When I was young, I was obsessed with what my parents called, “those chit games,” strategy games with hundreds, sometimes thousands of little quarter-inch cardboard squares that represented military units. Some of the more user-friendly games might have a picture of a knight or a tank in silhouette on them, but most of the ones that I was most intrigued by just had simple symbols used by real military types: an oval for armor units, an “x” for infantry. OR was that cavalry? The most complicated ones, like the massive World War 2 wargames from the Europa line had thousands of pieces with scores of arcane symbols on them.

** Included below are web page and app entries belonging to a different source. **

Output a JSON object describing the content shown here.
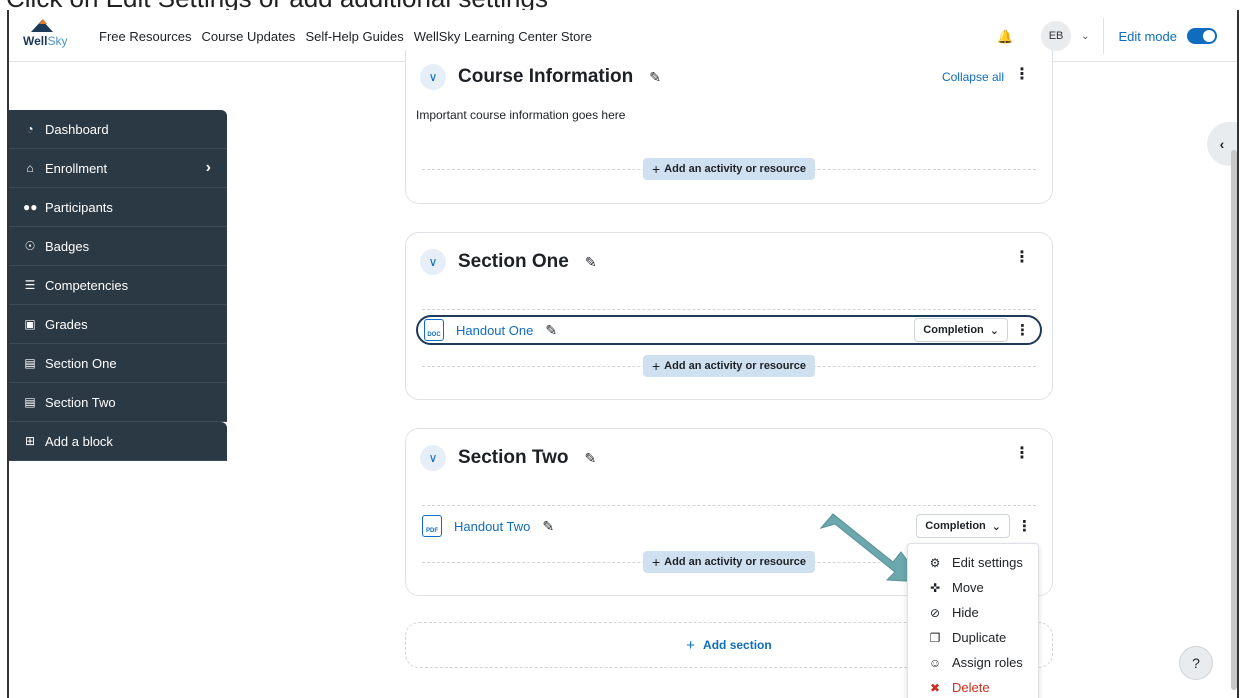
{
  "caption": "Click on Edit Settings or add additional settings",
  "navbar": {
    "logo_text_a": "Well",
    "logo_text_b": "Sky",
    "links": [
      "Free Resources",
      "Course Updates",
      "Self-Help Guides",
      "WellSky Learning Center Store"
    ],
    "avatar_initials": "EB",
    "edit_mode_label": "Edit mode",
    "edit_mode_on": true
  },
  "drawer": {
    "items": [
      {
        "label": "Dashboard",
        "icon": "gauge-icon"
      },
      {
        "label": "Enrollment",
        "icon": "bank-icon"
      },
      {
        "label": "Participants",
        "icon": "users-icon"
      },
      {
        "label": "Badges",
        "icon": "badge-icon"
      },
      {
        "label": "Competencies",
        "icon": "list-check-icon"
      },
      {
        "label": "Grades",
        "icon": "grades-icon"
      },
      {
        "label": "Section One",
        "icon": "list-box-icon"
      },
      {
        "label": "Section Two",
        "icon": "list-box-icon"
      },
      {
        "label": "Add a block",
        "icon": "plus-square-icon"
      }
    ]
  },
  "sections": {
    "course_info": {
      "title": "Course Information",
      "collapse_all": "Collapse all",
      "description": "Important course information goes here",
      "add_label": "Add an activity or resource"
    },
    "one": {
      "title": "Section One",
      "activity": "Handout One",
      "activity_type": "DOC",
      "completion": "Completion",
      "add_label": "Add an activity or resource"
    },
    "two": {
      "title": "Section Two",
      "activity": "Handout Two",
      "activity_type": "PDF",
      "completion": "Completion",
      "add_label": "Add an activity or resource"
    }
  },
  "add_section_label": "Add section",
  "menu": {
    "items": [
      {
        "label": "Edit settings",
        "icon": "gear-icon"
      },
      {
        "label": "Move",
        "icon": "move-icon"
      },
      {
        "label": "Hide",
        "icon": "eye-slash-icon"
      },
      {
        "label": "Duplicate",
        "icon": "copy-icon"
      },
      {
        "label": "Assign roles",
        "icon": "user-roles-icon"
      },
      {
        "label": "Delete",
        "icon": "trash-icon"
      }
    ]
  },
  "help_label": "?",
  "colors": {
    "accent": "#0f6cbf",
    "drawer_bg": "#2b3944",
    "callout_arrow": "#6aa8ad",
    "danger": "#ca3120"
  }
}
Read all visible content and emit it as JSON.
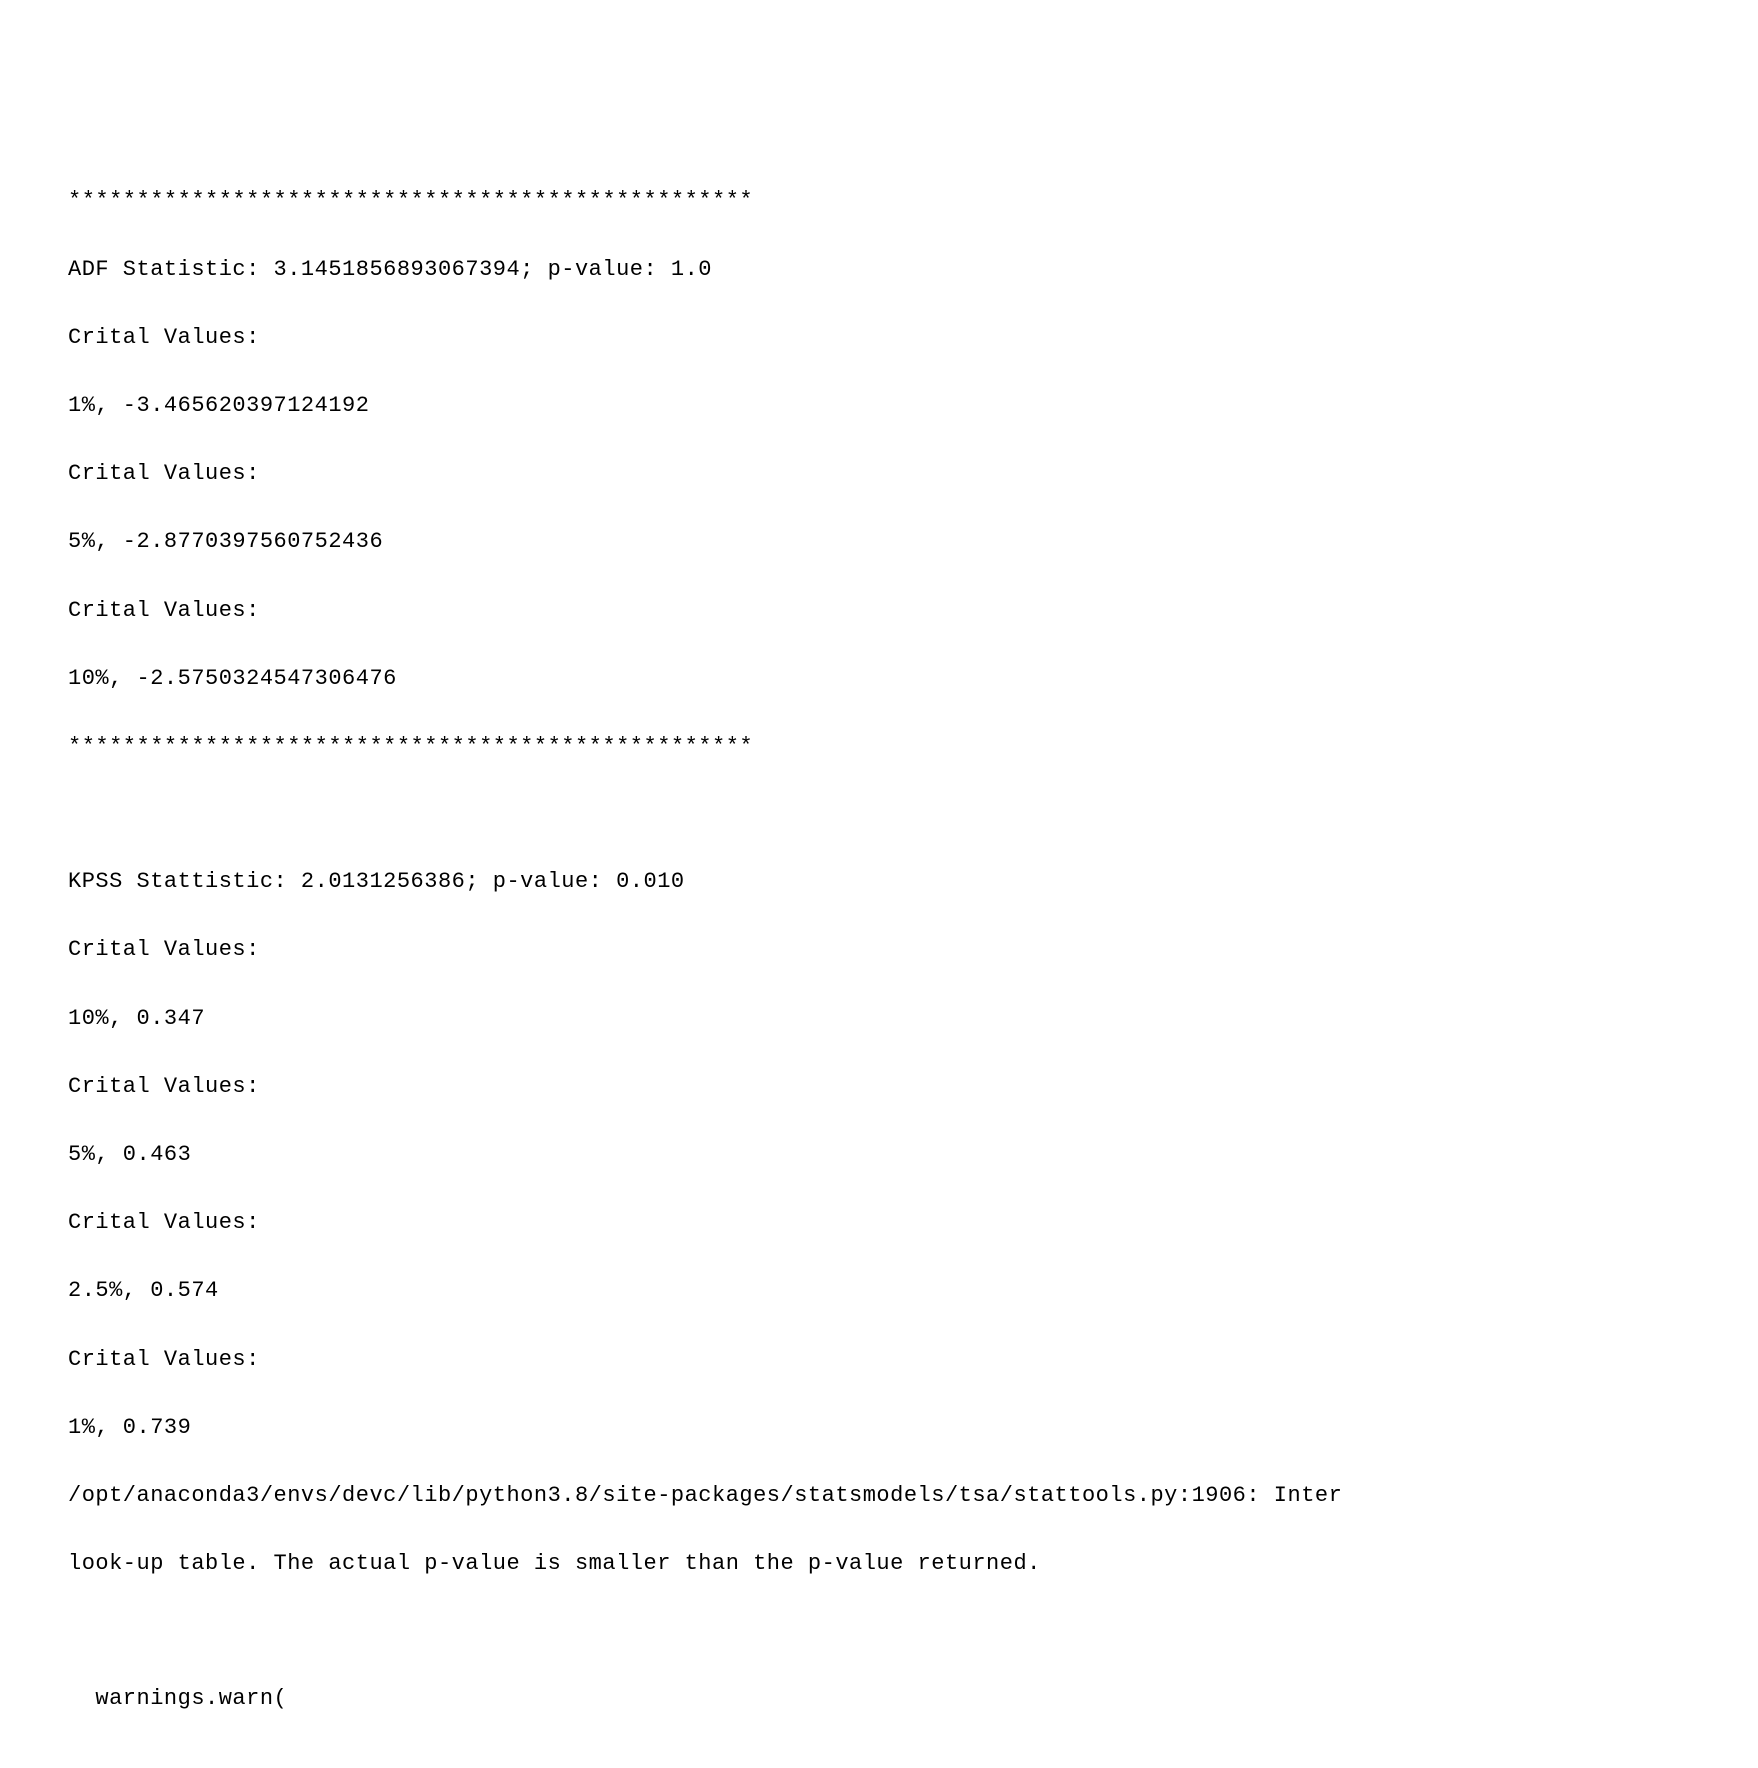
{
  "output": {
    "separator_top": "**************************************************",
    "adf": {
      "stat_line": "ADF Statistic: 3.1451856893067394; p-value: 1.0",
      "cv_label_1": "Crital Values:",
      "cv_1": "1%, -3.465620397124192",
      "cv_label_5": "Crital Values:",
      "cv_5": "5%, -2.8770397560752436",
      "cv_label_10": "Crital Values:",
      "cv_10": "10%, -2.5750324547306476"
    },
    "separator_bottom": "**************************************************",
    "kpss": {
      "stat_line": "KPSS Stattistic: 2.0131256386; p-value: 0.010",
      "cv_label_10": "Crital Values:",
      "cv_10": "10%, 0.347",
      "cv_label_5": "Crital Values:",
      "cv_5": "5%, 0.463",
      "cv_label_2_5": "Crital Values:",
      "cv_2_5": "2.5%, 0.574",
      "cv_label_1": "Crital Values:",
      "cv_1": "1%, 0.739"
    },
    "warning": {
      "line1": "/opt/anaconda3/envs/devc/lib/python3.8/site-packages/statsmodels/tsa/stattools.py:1906: Inter",
      "line2": "look-up table. The actual p-value is smaller than the p-value returned.",
      "line3": "  warnings.warn("
    }
  }
}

The simplicity of these symbols conjured up immense battles in my imagination, with a single piece of cardboard signifying an entire armored division of Panzers ready to roll into Russia. And when you got two thousand of them all together on one eight foot long map, that looked like one helluva war. I should note here that it took my friends and I a whole day to set up Scorched Earth, a half day to play the first turn, and ten minutes to decide that we’d never finish. Oh, and another ten minutes to scoop all the pieces into the box. I did however successfully play some of the smaller Europa games (with only several hundred pieces per side) on multiple occasions and enjoyed them a great deal. The point was, whether recreating the invasion of Russia or Greece, those little chits really created the illusion that they had something to do with war.